◆ Extracted records:
- Opening Delimiter -
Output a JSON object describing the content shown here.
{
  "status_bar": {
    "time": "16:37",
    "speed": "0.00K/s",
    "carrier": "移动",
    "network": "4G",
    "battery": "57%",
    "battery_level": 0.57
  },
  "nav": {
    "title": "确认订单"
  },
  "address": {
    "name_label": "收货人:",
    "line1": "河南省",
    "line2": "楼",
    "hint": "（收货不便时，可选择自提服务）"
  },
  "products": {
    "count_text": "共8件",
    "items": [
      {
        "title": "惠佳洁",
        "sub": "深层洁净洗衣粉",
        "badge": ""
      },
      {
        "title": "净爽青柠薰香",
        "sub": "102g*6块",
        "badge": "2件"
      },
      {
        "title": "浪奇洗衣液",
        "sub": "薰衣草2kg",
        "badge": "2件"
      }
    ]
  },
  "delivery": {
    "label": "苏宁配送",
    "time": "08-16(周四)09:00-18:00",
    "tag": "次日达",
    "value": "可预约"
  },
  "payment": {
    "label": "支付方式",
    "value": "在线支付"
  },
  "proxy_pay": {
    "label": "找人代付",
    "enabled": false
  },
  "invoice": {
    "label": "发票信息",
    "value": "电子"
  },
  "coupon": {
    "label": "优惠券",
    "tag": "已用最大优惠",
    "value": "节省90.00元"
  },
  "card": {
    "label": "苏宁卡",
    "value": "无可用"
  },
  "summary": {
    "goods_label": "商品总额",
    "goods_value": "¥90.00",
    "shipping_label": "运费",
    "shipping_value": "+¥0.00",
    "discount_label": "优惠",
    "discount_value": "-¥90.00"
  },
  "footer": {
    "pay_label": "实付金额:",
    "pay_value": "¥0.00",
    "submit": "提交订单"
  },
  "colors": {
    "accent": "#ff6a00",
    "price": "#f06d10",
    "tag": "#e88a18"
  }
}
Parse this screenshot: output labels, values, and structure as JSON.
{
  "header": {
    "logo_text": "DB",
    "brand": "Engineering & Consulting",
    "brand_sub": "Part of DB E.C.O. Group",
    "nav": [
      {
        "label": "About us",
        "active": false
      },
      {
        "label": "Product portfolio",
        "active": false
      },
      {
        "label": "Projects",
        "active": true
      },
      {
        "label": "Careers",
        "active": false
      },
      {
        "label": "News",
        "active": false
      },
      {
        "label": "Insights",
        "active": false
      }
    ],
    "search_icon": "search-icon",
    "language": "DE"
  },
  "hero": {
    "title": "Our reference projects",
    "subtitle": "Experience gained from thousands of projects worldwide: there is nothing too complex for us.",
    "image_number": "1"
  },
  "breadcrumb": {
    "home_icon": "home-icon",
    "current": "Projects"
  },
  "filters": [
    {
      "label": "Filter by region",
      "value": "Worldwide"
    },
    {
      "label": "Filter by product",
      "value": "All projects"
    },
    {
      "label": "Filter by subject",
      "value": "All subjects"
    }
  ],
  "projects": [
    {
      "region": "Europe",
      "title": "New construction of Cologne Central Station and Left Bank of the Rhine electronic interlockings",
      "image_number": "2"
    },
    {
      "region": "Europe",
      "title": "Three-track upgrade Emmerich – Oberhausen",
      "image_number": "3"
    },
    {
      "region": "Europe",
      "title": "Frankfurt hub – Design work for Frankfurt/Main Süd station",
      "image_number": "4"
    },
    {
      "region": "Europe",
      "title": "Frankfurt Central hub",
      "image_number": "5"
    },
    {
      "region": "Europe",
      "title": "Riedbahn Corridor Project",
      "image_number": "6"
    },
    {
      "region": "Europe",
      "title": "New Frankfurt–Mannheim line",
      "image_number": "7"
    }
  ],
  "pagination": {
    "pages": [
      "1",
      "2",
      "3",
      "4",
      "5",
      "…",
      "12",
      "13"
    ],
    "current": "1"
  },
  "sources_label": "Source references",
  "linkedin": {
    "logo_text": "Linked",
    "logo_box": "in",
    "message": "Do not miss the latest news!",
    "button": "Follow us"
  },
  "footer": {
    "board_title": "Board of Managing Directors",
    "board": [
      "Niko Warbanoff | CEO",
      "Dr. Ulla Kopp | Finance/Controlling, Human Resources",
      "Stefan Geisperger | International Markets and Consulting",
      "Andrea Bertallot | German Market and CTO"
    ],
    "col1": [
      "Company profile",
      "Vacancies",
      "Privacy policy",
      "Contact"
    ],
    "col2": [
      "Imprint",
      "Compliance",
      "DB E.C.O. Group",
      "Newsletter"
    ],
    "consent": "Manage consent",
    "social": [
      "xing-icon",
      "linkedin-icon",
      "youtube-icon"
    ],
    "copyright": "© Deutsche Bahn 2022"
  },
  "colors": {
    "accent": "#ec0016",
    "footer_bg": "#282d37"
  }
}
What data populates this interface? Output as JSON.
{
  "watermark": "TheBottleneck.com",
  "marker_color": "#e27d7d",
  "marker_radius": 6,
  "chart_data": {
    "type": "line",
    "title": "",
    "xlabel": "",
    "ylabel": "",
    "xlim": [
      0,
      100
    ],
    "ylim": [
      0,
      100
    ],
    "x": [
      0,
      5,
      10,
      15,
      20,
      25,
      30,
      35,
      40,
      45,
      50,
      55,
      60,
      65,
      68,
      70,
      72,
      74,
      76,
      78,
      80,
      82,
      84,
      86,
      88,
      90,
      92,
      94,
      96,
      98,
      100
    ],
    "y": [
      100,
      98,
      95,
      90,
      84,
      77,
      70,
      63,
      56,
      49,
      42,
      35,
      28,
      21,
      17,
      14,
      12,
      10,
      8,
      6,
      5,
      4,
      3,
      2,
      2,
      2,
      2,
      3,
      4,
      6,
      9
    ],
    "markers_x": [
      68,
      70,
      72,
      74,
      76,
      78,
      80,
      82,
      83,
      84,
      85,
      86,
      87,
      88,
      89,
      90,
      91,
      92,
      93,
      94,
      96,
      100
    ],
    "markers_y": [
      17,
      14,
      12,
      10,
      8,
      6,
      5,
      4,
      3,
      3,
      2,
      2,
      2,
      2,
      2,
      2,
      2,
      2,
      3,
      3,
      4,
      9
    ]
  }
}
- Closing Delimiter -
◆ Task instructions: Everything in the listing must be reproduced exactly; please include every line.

◆ Problem solution:
Output a JSON object describing the content shown here.
{
  "status_bar": {
    "time": "16:37",
    "speed": "0.00K/s",
    "carrier": "移动",
    "network": "4G",
    "battery": "57%",
    "battery_level": 0.57
  },
  "nav": {
    "title": "确认订单"
  },
  "address": {
    "name_label": "收货人:",
    "line1": "河南省",
    "line2": "楼",
    "hint": "（收货不便时，可选择自提服务）"
  },
  "products": {
    "count_text": "共8件",
    "items": [
      {
        "title": "惠佳洁",
        "sub": "深层洁净洗衣粉",
        "badge": ""
      },
      {
        "title": "净爽青柠薰香",
        "sub": "102g*6块",
        "badge": "2件"
      },
      {
        "title": "浪奇洗衣液",
        "sub": "薰衣草2kg",
        "badge": "2件"
      }
    ]
  },
  "delivery": {
    "label": "苏宁配送",
    "time": "08-16(周四)09:00-18:00",
    "tag": "次日达",
    "value": "可预约"
  },
  "payment": {
    "label": "支付方式",
    "value": "在线支付"
  },
  "proxy_pay": {
    "label": "找人代付",
    "enabled": false
  },
  "invoice": {
    "label": "发票信息",
    "value": "电子"
  },
  "coupon": {
    "label": "优惠券",
    "tag": "已用最大优惠",
    "value": "节省90.00元"
  },
  "card": {
    "label": "苏宁卡",
    "value": "无可用"
  },
  "summary": {
    "goods_label": "商品总额",
    "goods_value": "¥90.00",
    "shipping_label": "运费",
    "shipping_value": "+¥0.00",
    "discount_label": "优惠",
    "discount_value": "-¥90.00"
  },
  "footer": {
    "pay_label": "实付金额:",
    "pay_value": "¥0.00",
    "submit": "提交订单"
  },
  "colors": {
    "accent": "#ff6a00",
    "price": "#f06d10",
    "tag": "#e88a18"
  }
}
Parse this screenshot: output labels, values, and structure as JSON.
{
  "header": {
    "logo_text": "DB",
    "brand": "Engineering & Consulting",
    "brand_sub": "Part of DB E.C.O. Group",
    "nav": [
      {
        "label": "About us",
        "active": false
      },
      {
        "label": "Product portfolio",
        "active": false
      },
      {
        "label": "Projects",
        "active": true
      },
      {
        "label": "Careers",
        "active": false
      },
      {
        "label": "News",
        "active": false
      },
      {
        "label": "Insights",
        "active": false
      }
    ],
    "search_icon": "search-icon",
    "language": "DE"
  },
  "hero": {
    "title": "Our reference projects",
    "subtitle": "Experience gained from thousands of projects worldwide: there is nothing too complex for us.",
    "image_number": "1"
  },
  "breadcrumb": {
    "home_icon": "home-icon",
    "current": "Projects"
  },
  "filters": [
    {
      "label": "Filter by region",
      "value": "Worldwide"
    },
    {
      "label": "Filter by product",
      "value": "All projects"
    },
    {
      "label": "Filter by subject",
      "value": "All subjects"
    }
  ],
  "projects": [
    {
      "region": "Europe",
      "title": "New construction of Cologne Central Station and Left Bank of the Rhine electronic interlockings",
      "image_number": "2"
    },
    {
      "region": "Europe",
      "title": "Three-track upgrade Emmerich – Oberhausen",
      "image_number": "3"
    },
    {
      "region": "Europe",
      "title": "Frankfurt hub – Design work for Frankfurt/Main Süd station",
      "image_number": "4"
    },
    {
      "region": "Europe",
      "title": "Frankfurt Central hub",
      "image_number": "5"
    },
    {
      "region": "Europe",
      "title": "Riedbahn Corridor Project",
      "image_number": "6"
    },
    {
      "region": "Europe",
      "title": "New Frankfurt–Mannheim line",
      "image_number": "7"
    }
  ],
  "pagination": {
    "pages": [
      "1",
      "2",
      "3",
      "4",
      "5",
      "…",
      "12",
      "13"
    ],
    "current": "1"
  },
  "sources_label": "Source references",
  "linkedin": {
    "logo_text": "Linked",
    "logo_box": "in",
    "message": "Do not miss the latest news!",
    "button": "Follow us"
  },
  "footer": {
    "board_title": "Board of Managing Directors",
    "board": [
      "Niko Warbanoff | CEO",
      "Dr. Ulla Kopp | Finance/Controlling, Human Resources",
      "Stefan Geisperger | International Markets and Consulting",
      "Andrea Bertallot | German Market and CTO"
    ],
    "col1": [
      "Company profile",
      "Vacancies",
      "Privacy policy",
      "Contact"
    ],
    "col2": [
      "Imprint",
      "Compliance",
      "DB E.C.O. Group",
      "Newsletter"
    ],
    "consent": "Manage consent",
    "social": [
      "xing-icon",
      "linkedin-icon",
      "youtube-icon"
    ],
    "copyright": "© Deutsche Bahn 2022"
  },
  "colors": {
    "accent": "#ec0016",
    "footer_bg": "#282d37"
  }
}
What data populates this interface? Output as JSON.
{
  "watermark": "TheBottleneck.com",
  "marker_color": "#e27d7d",
  "marker_radius": 6,
  "chart_data": {
    "type": "line",
    "title": "",
    "xlabel": "",
    "ylabel": "",
    "xlim": [
      0,
      100
    ],
    "ylim": [
      0,
      100
    ],
    "x": [
      0,
      5,
      10,
      15,
      20,
      25,
      30,
      35,
      40,
      45,
      50,
      55,
      60,
      65,
      68,
      70,
      72,
      74,
      76,
      78,
      80,
      82,
      84,
      86,
      88,
      90,
      92,
      94,
      96,
      98,
      100
    ],
    "y": [
      100,
      98,
      95,
      90,
      84,
      77,
      70,
      63,
      56,
      49,
      42,
      35,
      28,
      21,
      17,
      14,
      12,
      10,
      8,
      6,
      5,
      4,
      3,
      2,
      2,
      2,
      2,
      3,
      4,
      6,
      9
    ],
    "markers_x": [
      68,
      70,
      72,
      74,
      76,
      78,
      80,
      82,
      83,
      84,
      85,
      86,
      87,
      88,
      89,
      90,
      91,
      92,
      93,
      94,
      96,
      100
    ],
    "markers_y": [
      17,
      14,
      12,
      10,
      8,
      6,
      5,
      4,
      3,
      3,
      2,
      2,
      2,
      2,
      2,
      2,
      2,
      2,
      3,
      3,
      4,
      9
    ]
  }
}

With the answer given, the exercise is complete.